Doctor helped protect workers' eyes
A leg injury early in the career of Dr. Joseph F. Novak turned out to be a blessing for men and women who worked in hazardous places, such as steel mills, factories and mines.
Dr. Novak had been a neurosurgeon briefly at Walter Reed Hospital as a first lieutenant in the Army during World War II, but after his injury he switched to ophthalmology.
As an eye safety consultant for U.S. Steel and other industrial organizations, he assessed plants and mines as to potential hazards to the eyes and recommended the type of safety glasses needed.

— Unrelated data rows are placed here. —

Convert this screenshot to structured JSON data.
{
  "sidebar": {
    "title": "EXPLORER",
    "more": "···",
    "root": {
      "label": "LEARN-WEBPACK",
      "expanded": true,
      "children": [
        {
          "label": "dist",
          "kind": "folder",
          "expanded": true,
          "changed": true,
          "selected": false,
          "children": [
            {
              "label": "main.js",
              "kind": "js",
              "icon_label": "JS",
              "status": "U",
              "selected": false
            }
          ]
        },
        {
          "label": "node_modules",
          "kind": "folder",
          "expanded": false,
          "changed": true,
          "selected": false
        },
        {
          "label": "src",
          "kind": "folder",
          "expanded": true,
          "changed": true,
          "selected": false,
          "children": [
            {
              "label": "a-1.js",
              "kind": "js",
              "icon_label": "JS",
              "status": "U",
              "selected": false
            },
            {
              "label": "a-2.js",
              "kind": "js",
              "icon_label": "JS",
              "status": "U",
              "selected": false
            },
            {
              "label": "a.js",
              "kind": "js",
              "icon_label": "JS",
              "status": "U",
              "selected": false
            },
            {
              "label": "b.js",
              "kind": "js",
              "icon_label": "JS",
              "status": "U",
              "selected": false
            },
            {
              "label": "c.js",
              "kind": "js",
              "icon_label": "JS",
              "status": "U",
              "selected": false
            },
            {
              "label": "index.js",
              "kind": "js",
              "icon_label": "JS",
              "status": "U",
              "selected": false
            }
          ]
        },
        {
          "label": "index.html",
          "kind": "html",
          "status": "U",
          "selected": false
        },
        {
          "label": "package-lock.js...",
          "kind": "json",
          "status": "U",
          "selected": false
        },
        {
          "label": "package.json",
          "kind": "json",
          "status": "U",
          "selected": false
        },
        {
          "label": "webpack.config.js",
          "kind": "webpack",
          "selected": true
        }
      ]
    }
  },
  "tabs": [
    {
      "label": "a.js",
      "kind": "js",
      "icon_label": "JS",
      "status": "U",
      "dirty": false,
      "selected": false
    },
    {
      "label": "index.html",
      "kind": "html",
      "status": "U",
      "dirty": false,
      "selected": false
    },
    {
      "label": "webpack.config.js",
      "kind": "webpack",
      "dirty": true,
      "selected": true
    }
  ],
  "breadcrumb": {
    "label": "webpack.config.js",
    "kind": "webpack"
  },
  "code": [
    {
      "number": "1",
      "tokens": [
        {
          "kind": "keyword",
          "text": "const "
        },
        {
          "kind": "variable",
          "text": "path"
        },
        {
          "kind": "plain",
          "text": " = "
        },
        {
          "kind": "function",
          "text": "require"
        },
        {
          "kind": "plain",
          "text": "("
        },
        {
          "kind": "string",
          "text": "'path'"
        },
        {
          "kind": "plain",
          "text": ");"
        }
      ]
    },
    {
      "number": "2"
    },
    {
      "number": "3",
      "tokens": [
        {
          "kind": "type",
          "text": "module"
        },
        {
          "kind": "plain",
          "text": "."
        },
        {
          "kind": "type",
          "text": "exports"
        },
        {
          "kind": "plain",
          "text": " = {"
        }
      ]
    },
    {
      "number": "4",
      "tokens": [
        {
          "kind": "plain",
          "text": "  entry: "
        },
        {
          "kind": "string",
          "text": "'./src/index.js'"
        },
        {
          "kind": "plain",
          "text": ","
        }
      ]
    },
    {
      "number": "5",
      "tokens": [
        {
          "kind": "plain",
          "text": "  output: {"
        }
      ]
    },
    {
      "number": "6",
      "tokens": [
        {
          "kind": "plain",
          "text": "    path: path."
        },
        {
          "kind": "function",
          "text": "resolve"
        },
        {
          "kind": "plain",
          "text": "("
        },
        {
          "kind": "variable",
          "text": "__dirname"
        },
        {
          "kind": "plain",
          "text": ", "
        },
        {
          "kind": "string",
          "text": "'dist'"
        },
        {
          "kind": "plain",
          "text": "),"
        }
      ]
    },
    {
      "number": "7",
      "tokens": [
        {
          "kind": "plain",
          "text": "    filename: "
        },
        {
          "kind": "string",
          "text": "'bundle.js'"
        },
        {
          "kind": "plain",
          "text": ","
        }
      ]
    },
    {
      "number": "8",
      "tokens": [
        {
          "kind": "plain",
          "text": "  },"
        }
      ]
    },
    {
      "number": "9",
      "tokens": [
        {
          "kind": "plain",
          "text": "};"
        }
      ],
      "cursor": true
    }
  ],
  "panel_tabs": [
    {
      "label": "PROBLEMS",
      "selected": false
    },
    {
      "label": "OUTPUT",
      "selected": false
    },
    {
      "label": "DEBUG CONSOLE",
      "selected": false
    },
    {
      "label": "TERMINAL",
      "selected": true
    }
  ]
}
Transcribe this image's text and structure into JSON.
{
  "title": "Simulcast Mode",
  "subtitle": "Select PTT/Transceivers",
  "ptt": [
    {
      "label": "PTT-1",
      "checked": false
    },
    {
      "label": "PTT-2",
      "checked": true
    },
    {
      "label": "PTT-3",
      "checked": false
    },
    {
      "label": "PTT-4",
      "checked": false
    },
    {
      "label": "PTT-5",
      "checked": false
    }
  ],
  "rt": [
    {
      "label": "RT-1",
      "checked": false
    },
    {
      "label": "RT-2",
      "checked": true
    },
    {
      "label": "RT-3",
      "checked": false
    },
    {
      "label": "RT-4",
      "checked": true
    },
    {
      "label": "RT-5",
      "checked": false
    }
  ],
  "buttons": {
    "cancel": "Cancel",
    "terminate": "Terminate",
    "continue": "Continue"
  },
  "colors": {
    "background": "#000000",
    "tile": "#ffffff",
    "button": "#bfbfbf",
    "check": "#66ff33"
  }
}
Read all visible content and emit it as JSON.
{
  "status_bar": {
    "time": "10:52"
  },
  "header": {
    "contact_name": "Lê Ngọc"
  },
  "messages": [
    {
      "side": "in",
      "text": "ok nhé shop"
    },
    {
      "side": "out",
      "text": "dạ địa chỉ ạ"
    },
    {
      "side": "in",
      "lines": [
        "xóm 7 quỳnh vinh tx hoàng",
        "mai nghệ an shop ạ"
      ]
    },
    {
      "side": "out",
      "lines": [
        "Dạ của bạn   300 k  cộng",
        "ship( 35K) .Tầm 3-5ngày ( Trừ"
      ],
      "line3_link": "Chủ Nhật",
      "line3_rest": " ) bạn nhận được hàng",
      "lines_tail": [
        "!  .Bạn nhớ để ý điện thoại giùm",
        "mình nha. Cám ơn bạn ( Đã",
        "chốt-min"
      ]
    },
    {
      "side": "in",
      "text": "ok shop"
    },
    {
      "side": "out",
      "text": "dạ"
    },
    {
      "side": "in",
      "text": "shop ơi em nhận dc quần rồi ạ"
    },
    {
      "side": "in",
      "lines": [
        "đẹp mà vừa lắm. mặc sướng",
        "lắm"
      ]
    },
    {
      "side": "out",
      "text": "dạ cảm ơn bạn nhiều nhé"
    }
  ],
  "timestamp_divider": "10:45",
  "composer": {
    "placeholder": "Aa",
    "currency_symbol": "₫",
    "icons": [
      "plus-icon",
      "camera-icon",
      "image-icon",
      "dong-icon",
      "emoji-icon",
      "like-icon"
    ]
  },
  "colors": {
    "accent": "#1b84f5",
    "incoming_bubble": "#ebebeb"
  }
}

“On one occasion, my father was invited to visit the mines in Venezuela to guide them on improving their eye safety concerns,” said his daughter Anne Wayne of Burgettstown.
Joseph F. “Facs” Novak of Ligonier, formerly of Mt. Lebanon, a recipient of the 1994 Outstanding Humanitarian Service Award from the American Academy of Ophthalmology, died Tuesday, Jan. 22, 2013, in Bethlen Home in Ligonier. He was 97.
Dr. Novak's ophthalmology practice spanned a half century, beginning in 1943.
“When the phone rang, even if it was in the middle of the night, he was out the door,” Wayne said.
Born and raised in East Liberty, Joseph Novak was one of three children of John and Gertrude Goodman Novak.
Mr. Novak graduated in 1931 at 15 from Peabody High School in East Liberty. A year later, he enrolled in pre-med at the University of Pittsburgh, where he received his medical degree in 1938.
In 1944, Dr. Novak married his first wife, Carolyn Martin, a petty officer in the Coast Guard.
Dr. Novak was a golfer and a member of the Rolling Rock Club in Ligonier. The Joseph F. Novak Chair in Ophthalmology Research at the University of Pittsburgh is named in his honor.
In addition to his daughter Anne, Dr. Novak is survived by a son, John Novak of Carnegie; daughter, Carolyn “Cennie” Novak of Castle Shannon; four grandchildren; and his second wife, Eve P. Cooper Novak.
He was preceded in death by his first wife, Carolyn Martin Novak, in 1991, and siblings Gertrude Kemper and John Novak.
Friends will be received from 1 to 4 and 6 to 8 p.m. Sunday in Laughlin Memorial Chapel, 222 Washington Road, Mt. Lebanon. A Mass of Christian Burial will be celebrated at 10 a.m. Monday in St. Bernard Church.
Friends also will be received from 3 to 6 p.m. Monday in the J. Paul McCracken Funeral Chapel, 144 E. Main St., Ligonier.
Interment will be private.
Jerry Vondas is a staff writer for Trib Total Media. He can be reached at 412-320-7823 or email@example.com.